Terry Robertson, president of Florida Jet Center (Booth 4005), is confident that he’s found an ADS-B In/Out solution that works—practically and financially—for Bombardier Learjet 35, 55, and 60 models. With nearly 35 years of experience in his Fort Lauderdale-based Part 145 FAA maintenance facility to back him up, Robertson, is an A&P with Inspection Authorization and Learjet-typed pilot with more than 20,000 hours.
“We have just finished test flights on our first installation, a Learjet 55 on which we installed the Gables control head with the Garmin transponder and an Apple iPad to display ADS-B In information. The airplane, with its new avionics, performed beautifully,” Robertson told AIN. “I’ve got a couple more proposals in the pipeline, and I expect, after three days here at NBAA 2018, to walk away with three to five more customers,” he continued.
It was only late last year that manufacturers such as Garmin began stepping up with new approved model list supplemental type certificates (AML-STCs) that are moving the industry closer to real solutions for total ADS-B equipage by the 2020 deadline.
Florida Jet Center offers Learjet 35, 55, and 60 owners with existing TCAS I and TCAS II a variety of ADS-B solutions ranging in cost from nearly $60,000 to around $80,000. “On a TCAS I-equipped airplane. the STC and modifications take about a week to complete,” Robertson explained. “TCAS II airplanes are more complicated, and so, more costly in time to install, and of course, price.”
For non-TCAS II-equipped aircraft, the Garmin GTX 345R and GTX 335R series of remote-mount ADS-B transponders offers 1090 MHz ADS-B Out. Grables cockpit controllers are added, and if a rule-compliant position source is needed, both GTX transponders are optionally available with a built-in WAAS GPS receiver. The GTX 345R with the Garmin Connext link can wirelessly stream the 978 MHz ADS-B In weather and traffic to the iPads that the crews are using with Garmin Pilot, FltPlan Go, and Foreflight apps. Additionally, spoken audio alerts from the GTX 345R also call out potential flight path conflicts (“Traffic, 10 o’clock, same altitude, 2 miles”) to get pilots looking in the right direction.

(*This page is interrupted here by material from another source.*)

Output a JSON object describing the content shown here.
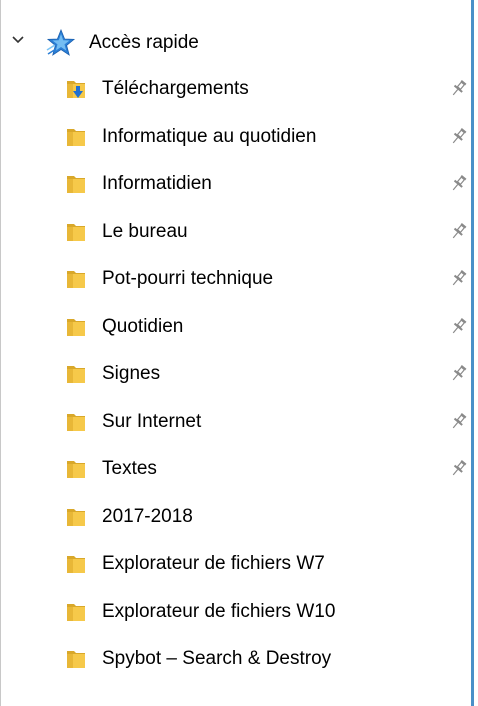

Robertson is excited about the potential new life he sees for airplanes such as the Learjet 35, 55, and 60 through these AML-STCs. “These airplanes, particularly the Lear 35 and 55, are the workhorses of the air-ambulance fleet, and Bombardier has not been good about supporting them as an OEM,” he said. Robertson, one of the largest distributors of aftermarket Learjet parts in the country, should know. “I’m parting out three Lear 60s right now, and I’ll buy any Lear 55,” he continued. “Bombardier seems to be wanting to just sell people new airplanes as the solution to the ADS-B problem. The company wants to sell you a Lear 70 or 75 for $13 to $18 million,” he said. “It feels like I have that conversation with owners and operators constantly.”